After nearly 45 years to the day police found her body dumped near a graveyard, Baltimore County Police said Wednesday that detectives had identified a girl known as “Woodlawn Jane Doe” through new DNA tests.
The young woman – who turned out to be 16 when she was killed – has been identified by police as Margaret Fetterolf of Alexandria, Virginia. Family members told detectives the teenager went missing in 1975, a year before she was found strangled with her body wrapped in a white sheet and her hands tied behind her back near the Lorraine Park cemetery.
In a video provided by county police, Cpl. Dona L. Carter, who works with the Criminal Investigation Unit, said it was a “significant” development in the case that could help catch those involved in the murder.
“It’s a very big break in the deal,” she said in the video. âBecause without knowing who she is or where she came from, we really don’t have much to do. We need to know who she may have been with to get leads on this case. “
Carter said the department planned to travel to Alexandria to try and find leads in the area, including chatting and visiting Hayfield High School, which Fetterolf was attending at the time of his disappearance. Detectives are also interested in speaking with friends or former classmates.
For years, police believed Fetterolf was from the Boston area after testing pollen particles that clung to his clothes in 2016. Authorities said the mixture of cedar and subalpine hemlock pollen, identified by a US Customs and Border Patrol scientist, was a combination found only at the Arnold Arboretum in Boston or the New York Botanical Garden.

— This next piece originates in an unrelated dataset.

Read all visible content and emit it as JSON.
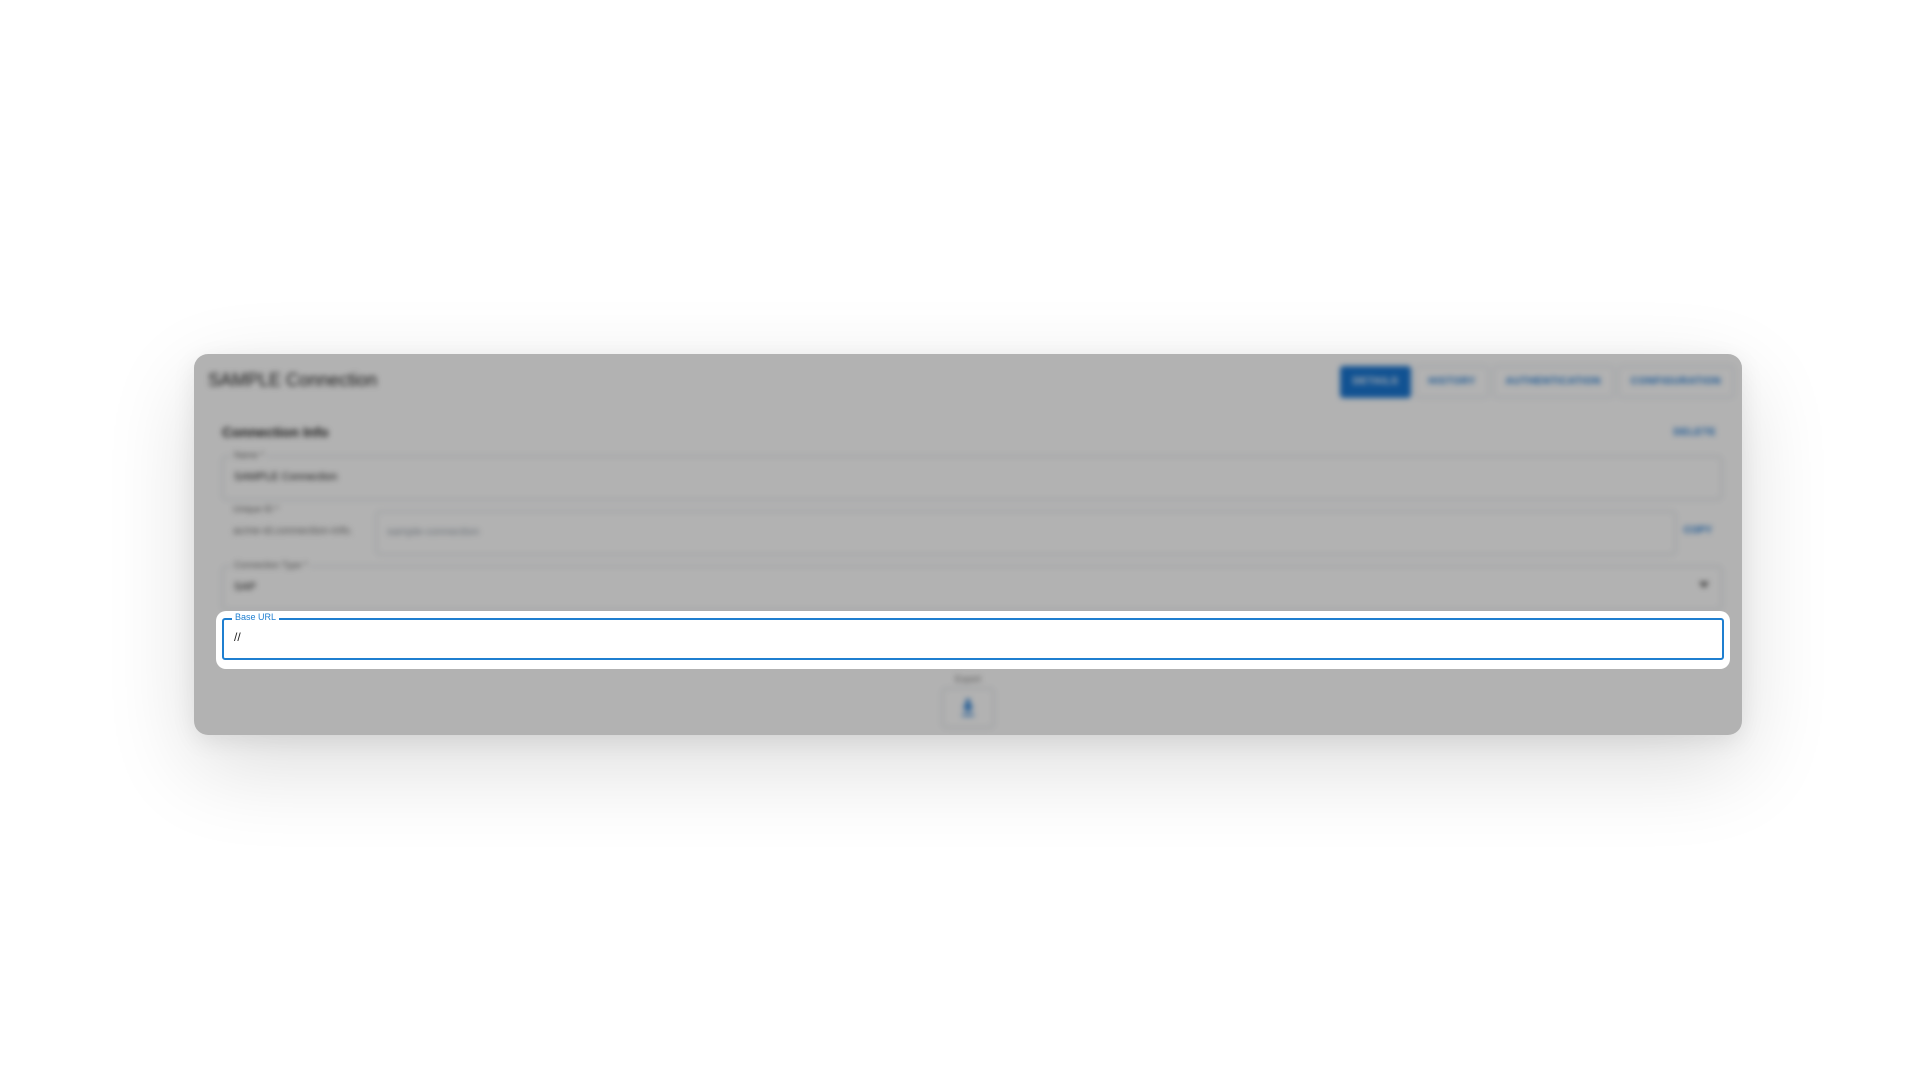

The clues found at the scene had long pointed to Massachusetts. The type of cloth seed bag pulled over Fetterolf’s head was only sold in Massachusetts. A key in his pocket was made by ILCO in Fitchburg, Massachusetts. A coarse tattoo of the letters “JP” could signify the Jamaica Plain neighborhood in Boston.
Police said Wednesday it was not clear when – or if – Fetterolf was already in Boston.
“It wasn’t until recently that Virginia became an area of ââinterest,” said police spokeswoman Joy Stewart.
A year after the pollen was discovered, the National Center for Missing and Exploited Children released a new facial reconstruction image of Fetterolf.
Then police said their big breakup happened earlier this year.
The National Center for Missing and Exploited Children – which aided county police in the investigation – as well as Bode Technology, one of the largest private forensic DNA labs in the United States, further tests DNA were made. These results were crucial in helping identify Fetterolf, authorities said.
A woman on her way to church on September 12, 1976 spotted a pickup truck near the Lorraine Park cemetery. Officers found Fetterolf wearing beige jeans, a white short-sleeved shirt and a rawhide collar. Police previously believed she was in her late teens or twenties. she was about 5 feet 8 inches tall, weighed 159 pounds, and had brown hair and brown eyes. Tips first poured in but have declined over the years.
The brown-haired, brown-haired girl was also allegedly sexually assaulted. The drug chlorpromazine, an antipsychotic drug, was found in her system.
Anyone who may have information on this matter is urged to contact Baltimore County detectives at 410-307-2020.